— EXERCISE GOAL —
Show all lines from the records below in which the string "Auto" is present.

— DATASET —
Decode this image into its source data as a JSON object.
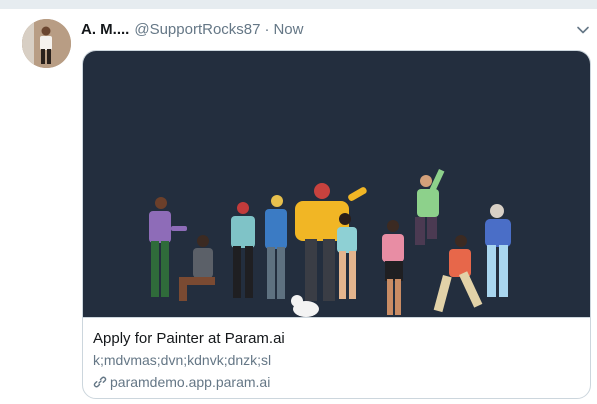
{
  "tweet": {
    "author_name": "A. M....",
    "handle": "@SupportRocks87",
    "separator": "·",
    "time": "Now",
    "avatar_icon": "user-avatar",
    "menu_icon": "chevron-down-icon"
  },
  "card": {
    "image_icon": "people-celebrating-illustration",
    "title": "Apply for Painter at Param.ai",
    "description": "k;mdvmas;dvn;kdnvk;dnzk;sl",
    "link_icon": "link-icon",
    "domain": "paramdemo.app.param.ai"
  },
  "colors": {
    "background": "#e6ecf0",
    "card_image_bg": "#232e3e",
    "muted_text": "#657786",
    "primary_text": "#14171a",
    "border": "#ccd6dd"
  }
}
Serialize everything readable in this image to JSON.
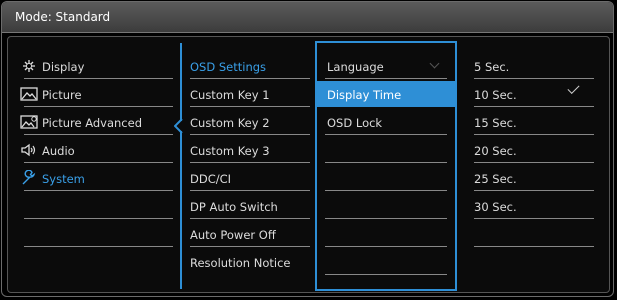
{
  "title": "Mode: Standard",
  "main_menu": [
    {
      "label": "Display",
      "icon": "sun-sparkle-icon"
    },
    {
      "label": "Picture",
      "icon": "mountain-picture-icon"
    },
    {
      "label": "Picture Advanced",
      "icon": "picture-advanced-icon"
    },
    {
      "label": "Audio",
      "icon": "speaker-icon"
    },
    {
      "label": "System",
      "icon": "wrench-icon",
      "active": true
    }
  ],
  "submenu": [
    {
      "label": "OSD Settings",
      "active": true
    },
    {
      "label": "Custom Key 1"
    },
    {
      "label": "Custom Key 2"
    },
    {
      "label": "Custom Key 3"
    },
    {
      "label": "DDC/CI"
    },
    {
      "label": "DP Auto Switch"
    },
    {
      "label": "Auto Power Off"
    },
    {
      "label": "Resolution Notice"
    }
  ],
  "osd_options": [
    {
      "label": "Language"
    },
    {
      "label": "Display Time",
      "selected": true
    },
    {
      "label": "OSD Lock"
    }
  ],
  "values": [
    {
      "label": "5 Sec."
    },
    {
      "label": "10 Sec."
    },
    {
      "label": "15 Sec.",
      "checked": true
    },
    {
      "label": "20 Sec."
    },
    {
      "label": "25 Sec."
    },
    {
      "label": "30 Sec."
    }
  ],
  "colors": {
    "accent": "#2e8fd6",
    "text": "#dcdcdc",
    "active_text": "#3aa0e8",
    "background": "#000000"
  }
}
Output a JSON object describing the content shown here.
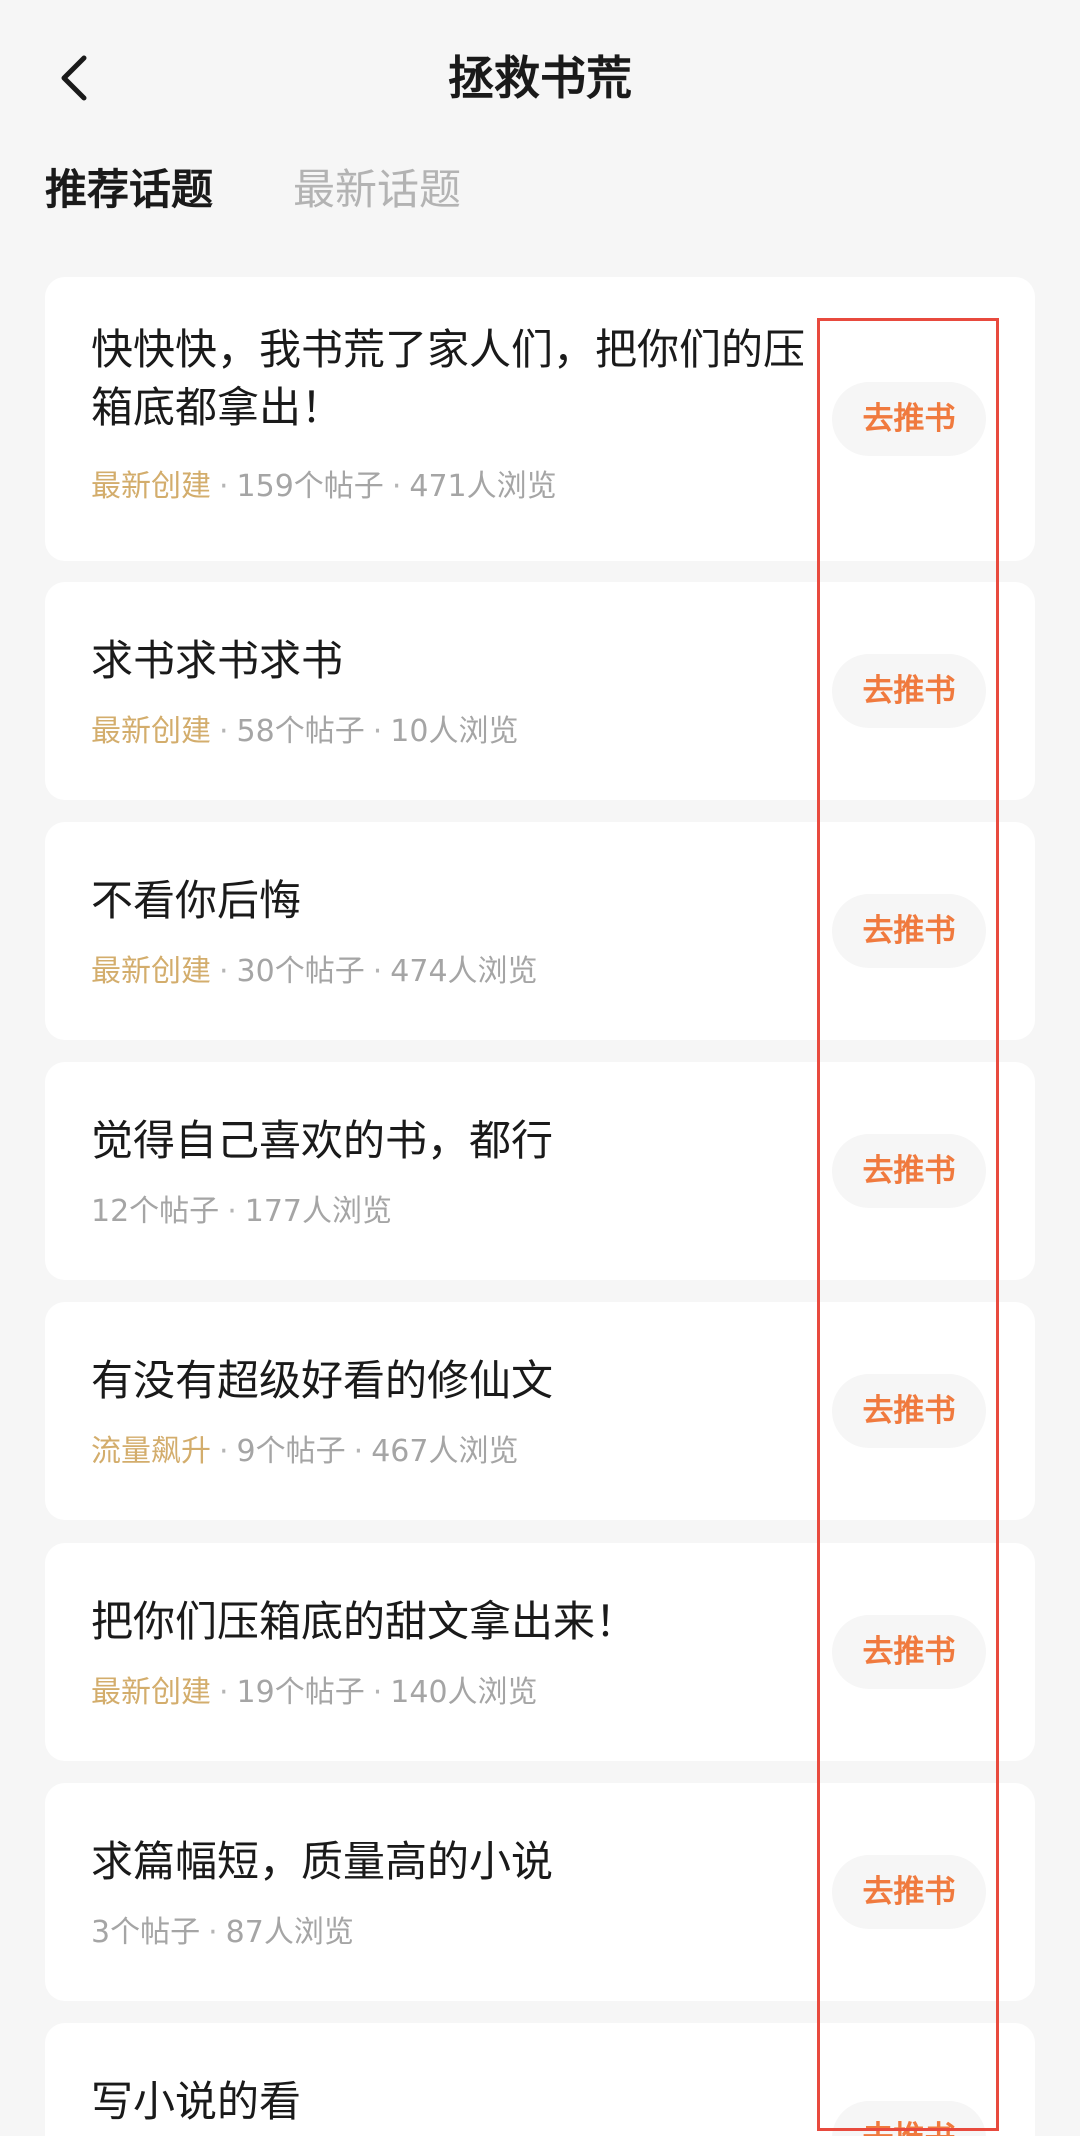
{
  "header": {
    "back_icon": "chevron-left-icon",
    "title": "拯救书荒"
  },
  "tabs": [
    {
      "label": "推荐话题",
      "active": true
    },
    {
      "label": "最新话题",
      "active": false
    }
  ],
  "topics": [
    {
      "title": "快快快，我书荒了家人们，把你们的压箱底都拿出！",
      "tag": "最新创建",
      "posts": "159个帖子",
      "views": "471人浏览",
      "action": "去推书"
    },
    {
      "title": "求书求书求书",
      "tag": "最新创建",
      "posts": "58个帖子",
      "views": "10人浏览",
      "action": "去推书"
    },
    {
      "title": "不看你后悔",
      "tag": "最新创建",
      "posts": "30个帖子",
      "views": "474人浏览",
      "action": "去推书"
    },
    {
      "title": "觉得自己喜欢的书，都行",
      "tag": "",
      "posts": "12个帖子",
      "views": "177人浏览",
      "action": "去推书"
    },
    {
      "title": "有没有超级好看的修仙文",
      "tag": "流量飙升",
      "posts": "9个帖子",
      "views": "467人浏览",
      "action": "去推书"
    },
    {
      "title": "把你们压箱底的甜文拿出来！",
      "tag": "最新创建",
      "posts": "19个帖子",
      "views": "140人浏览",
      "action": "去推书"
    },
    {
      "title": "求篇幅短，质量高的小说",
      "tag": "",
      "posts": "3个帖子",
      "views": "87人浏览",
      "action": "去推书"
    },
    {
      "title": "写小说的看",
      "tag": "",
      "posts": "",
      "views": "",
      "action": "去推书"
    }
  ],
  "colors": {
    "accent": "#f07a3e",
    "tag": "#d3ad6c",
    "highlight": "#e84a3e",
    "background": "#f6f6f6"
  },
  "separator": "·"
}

— RESULT BELOW —
      "label": "DP Auto Switch"
      "label": "Auto Power Off"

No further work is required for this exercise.